• [PROVIDED RECORDS]

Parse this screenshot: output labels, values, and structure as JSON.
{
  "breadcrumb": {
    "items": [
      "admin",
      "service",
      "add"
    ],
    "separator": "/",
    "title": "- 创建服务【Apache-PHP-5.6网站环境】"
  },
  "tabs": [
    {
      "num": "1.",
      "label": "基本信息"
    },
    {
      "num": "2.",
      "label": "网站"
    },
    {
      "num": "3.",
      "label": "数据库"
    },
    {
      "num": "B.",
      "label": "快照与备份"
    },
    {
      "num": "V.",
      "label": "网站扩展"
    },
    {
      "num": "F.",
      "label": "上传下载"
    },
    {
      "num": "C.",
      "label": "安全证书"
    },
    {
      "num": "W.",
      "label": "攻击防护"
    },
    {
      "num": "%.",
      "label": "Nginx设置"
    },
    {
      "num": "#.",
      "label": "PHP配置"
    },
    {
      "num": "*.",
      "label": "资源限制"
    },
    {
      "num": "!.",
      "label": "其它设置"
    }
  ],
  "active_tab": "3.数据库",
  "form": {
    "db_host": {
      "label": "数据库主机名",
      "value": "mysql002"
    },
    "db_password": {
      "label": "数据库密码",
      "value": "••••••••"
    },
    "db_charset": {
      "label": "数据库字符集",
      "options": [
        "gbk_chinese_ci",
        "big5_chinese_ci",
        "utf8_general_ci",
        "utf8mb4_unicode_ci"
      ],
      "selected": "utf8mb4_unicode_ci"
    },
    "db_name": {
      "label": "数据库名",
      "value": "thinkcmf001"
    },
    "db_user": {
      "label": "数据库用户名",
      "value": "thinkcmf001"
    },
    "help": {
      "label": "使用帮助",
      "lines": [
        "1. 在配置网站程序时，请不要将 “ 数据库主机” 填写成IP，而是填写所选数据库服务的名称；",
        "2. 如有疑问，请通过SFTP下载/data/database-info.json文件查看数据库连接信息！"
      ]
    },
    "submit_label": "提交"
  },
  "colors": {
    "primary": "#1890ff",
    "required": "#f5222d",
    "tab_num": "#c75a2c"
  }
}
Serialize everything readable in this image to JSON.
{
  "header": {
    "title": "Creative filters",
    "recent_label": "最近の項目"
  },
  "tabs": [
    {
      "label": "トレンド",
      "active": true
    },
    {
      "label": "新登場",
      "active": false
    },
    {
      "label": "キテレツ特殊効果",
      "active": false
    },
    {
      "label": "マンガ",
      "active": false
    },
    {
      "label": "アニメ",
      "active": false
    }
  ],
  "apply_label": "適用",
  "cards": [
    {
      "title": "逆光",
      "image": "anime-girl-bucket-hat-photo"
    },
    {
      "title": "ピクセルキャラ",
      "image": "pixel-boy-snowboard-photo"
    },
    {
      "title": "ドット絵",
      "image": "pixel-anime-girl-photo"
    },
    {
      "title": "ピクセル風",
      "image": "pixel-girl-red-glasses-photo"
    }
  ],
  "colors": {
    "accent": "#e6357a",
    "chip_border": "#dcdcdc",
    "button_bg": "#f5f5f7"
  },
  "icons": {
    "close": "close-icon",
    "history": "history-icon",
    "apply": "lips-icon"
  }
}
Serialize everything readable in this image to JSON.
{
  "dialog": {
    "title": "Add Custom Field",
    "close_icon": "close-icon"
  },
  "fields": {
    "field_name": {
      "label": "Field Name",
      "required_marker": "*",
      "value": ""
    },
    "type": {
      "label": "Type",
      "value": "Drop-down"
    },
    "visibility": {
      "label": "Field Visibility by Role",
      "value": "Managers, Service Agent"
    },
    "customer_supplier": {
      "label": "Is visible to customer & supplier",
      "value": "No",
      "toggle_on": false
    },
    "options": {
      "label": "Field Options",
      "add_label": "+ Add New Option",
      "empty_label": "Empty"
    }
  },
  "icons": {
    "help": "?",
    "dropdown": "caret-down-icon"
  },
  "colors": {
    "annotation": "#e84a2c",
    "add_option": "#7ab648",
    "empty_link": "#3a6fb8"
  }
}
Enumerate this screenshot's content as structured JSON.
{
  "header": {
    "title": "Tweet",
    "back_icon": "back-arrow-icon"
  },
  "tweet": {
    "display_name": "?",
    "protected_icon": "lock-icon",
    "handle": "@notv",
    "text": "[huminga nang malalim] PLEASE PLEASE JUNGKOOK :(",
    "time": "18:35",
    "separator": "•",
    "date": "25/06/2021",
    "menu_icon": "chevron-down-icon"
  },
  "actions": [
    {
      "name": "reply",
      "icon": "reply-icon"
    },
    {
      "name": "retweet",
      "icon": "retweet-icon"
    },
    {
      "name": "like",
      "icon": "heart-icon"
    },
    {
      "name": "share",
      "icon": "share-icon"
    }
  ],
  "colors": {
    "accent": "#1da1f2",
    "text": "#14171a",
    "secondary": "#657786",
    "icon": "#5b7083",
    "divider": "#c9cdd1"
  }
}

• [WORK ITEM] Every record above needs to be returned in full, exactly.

• [EXERCISE RESPONSE]
Parse this screenshot: output labels, values, and structure as JSON.
{
  "breadcrumb": {
    "items": [
      "admin",
      "service",
      "add"
    ],
    "separator": "/",
    "title": "- 创建服务【Apache-PHP-5.6网站环境】"
  },
  "tabs": [
    {
      "num": "1.",
      "label": "基本信息"
    },
    {
      "num": "2.",
      "label": "网站"
    },
    {
      "num": "3.",
      "label": "数据库"
    },
    {
      "num": "B.",
      "label": "快照与备份"
    },
    {
      "num": "V.",
      "label": "网站扩展"
    },
    {
      "num": "F.",
      "label": "上传下载"
    },
    {
      "num": "C.",
      "label": "安全证书"
    },
    {
      "num": "W.",
      "label": "攻击防护"
    },
    {
      "num": "%.",
      "label": "Nginx设置"
    },
    {
      "num": "#.",
      "label": "PHP配置"
    },
    {
      "num": "*.",
      "label": "资源限制"
    },
    {
      "num": "!.",
      "label": "其它设置"
    }
  ],
  "active_tab": "3.数据库",
  "form": {
    "db_host": {
      "label": "数据库主机名",
      "value": "mysql002"
    },
    "db_password": {
      "label": "数据库密码",
      "value": "••••••••"
    },
    "db_charset": {
      "label": "数据库字符集",
      "options": [
        "gbk_chinese_ci",
        "big5_chinese_ci",
        "utf8_general_ci",
        "utf8mb4_unicode_ci"
      ],
      "selected": "utf8mb4_unicode_ci"
    },
    "db_name": {
      "label": "数据库名",
      "value": "thinkcmf001"
    },
    "db_user": {
      "label": "数据库用户名",
      "value": "thinkcmf001"
    },
    "help": {
      "label": "使用帮助",
      "lines": [
        "1. 在配置网站程序时，请不要将 “ 数据库主机” 填写成IP，而是填写所选数据库服务的名称；",
        "2. 如有疑问，请通过SFTP下载/data/database-info.json文件查看数据库连接信息！"
      ]
    },
    "submit_label": "提交"
  },
  "colors": {
    "primary": "#1890ff",
    "required": "#f5222d",
    "tab_num": "#c75a2c"
  }
}
Serialize everything readable in this image to JSON.
{
  "header": {
    "title": "Creative filters",
    "recent_label": "最近の項目"
  },
  "tabs": [
    {
      "label": "トレンド",
      "active": true
    },
    {
      "label": "新登場",
      "active": false
    },
    {
      "label": "キテレツ特殊効果",
      "active": false
    },
    {
      "label": "マンガ",
      "active": false
    },
    {
      "label": "アニメ",
      "active": false
    }
  ],
  "apply_label": "適用",
  "cards": [
    {
      "title": "逆光",
      "image": "anime-girl-bucket-hat-photo"
    },
    {
      "title": "ピクセルキャラ",
      "image": "pixel-boy-snowboard-photo"
    },
    {
      "title": "ドット絵",
      "image": "pixel-anime-girl-photo"
    },
    {
      "title": "ピクセル風",
      "image": "pixel-girl-red-glasses-photo"
    }
  ],
  "colors": {
    "accent": "#e6357a",
    "chip_border": "#dcdcdc",
    "button_bg": "#f5f5f7"
  },
  "icons": {
    "close": "close-icon",
    "history": "history-icon",
    "apply": "lips-icon"
  }
}
Serialize everything readable in this image to JSON.
{
  "dialog": {
    "title": "Add Custom Field",
    "close_icon": "close-icon"
  },
  "fields": {
    "field_name": {
      "label": "Field Name",
      "required_marker": "*",
      "value": ""
    },
    "type": {
      "label": "Type",
      "value": "Drop-down"
    },
    "visibility": {
      "label": "Field Visibility by Role",
      "value": "Managers, Service Agent"
    },
    "customer_supplier": {
      "label": "Is visible to customer & supplier",
      "value": "No",
      "toggle_on": false
    },
    "options": {
      "label": "Field Options",
      "add_label": "+ Add New Option",
      "empty_label": "Empty"
    }
  },
  "icons": {
    "help": "?",
    "dropdown": "caret-down-icon"
  },
  "colors": {
    "annotation": "#e84a2c",
    "add_option": "#7ab648",
    "empty_link": "#3a6fb8"
  }
}
Enumerate this screenshot's content as structured JSON.
{
  "header": {
    "title": "Tweet",
    "back_icon": "back-arrow-icon"
  },
  "tweet": {
    "display_name": "?",
    "protected_icon": "lock-icon",
    "handle": "@notv",
    "text": "[huminga nang malalim] PLEASE PLEASE JUNGKOOK :(",
    "time": "18:35",
    "separator": "•",
    "date": "25/06/2021",
    "menu_icon": "chevron-down-icon"
  },
  "actions": [
    {
      "name": "reply",
      "icon": "reply-icon"
    },
    {
      "name": "retweet",
      "icon": "retweet-icon"
    },
    {
      "name": "like",
      "icon": "heart-icon"
    },
    {
      "name": "share",
      "icon": "share-icon"
    }
  ],
  "colors": {
    "accent": "#1da1f2",
    "text": "#14171a",
    "secondary": "#657786",
    "icon": "#5b7083",
    "divider": "#c9cdd1"
  }
}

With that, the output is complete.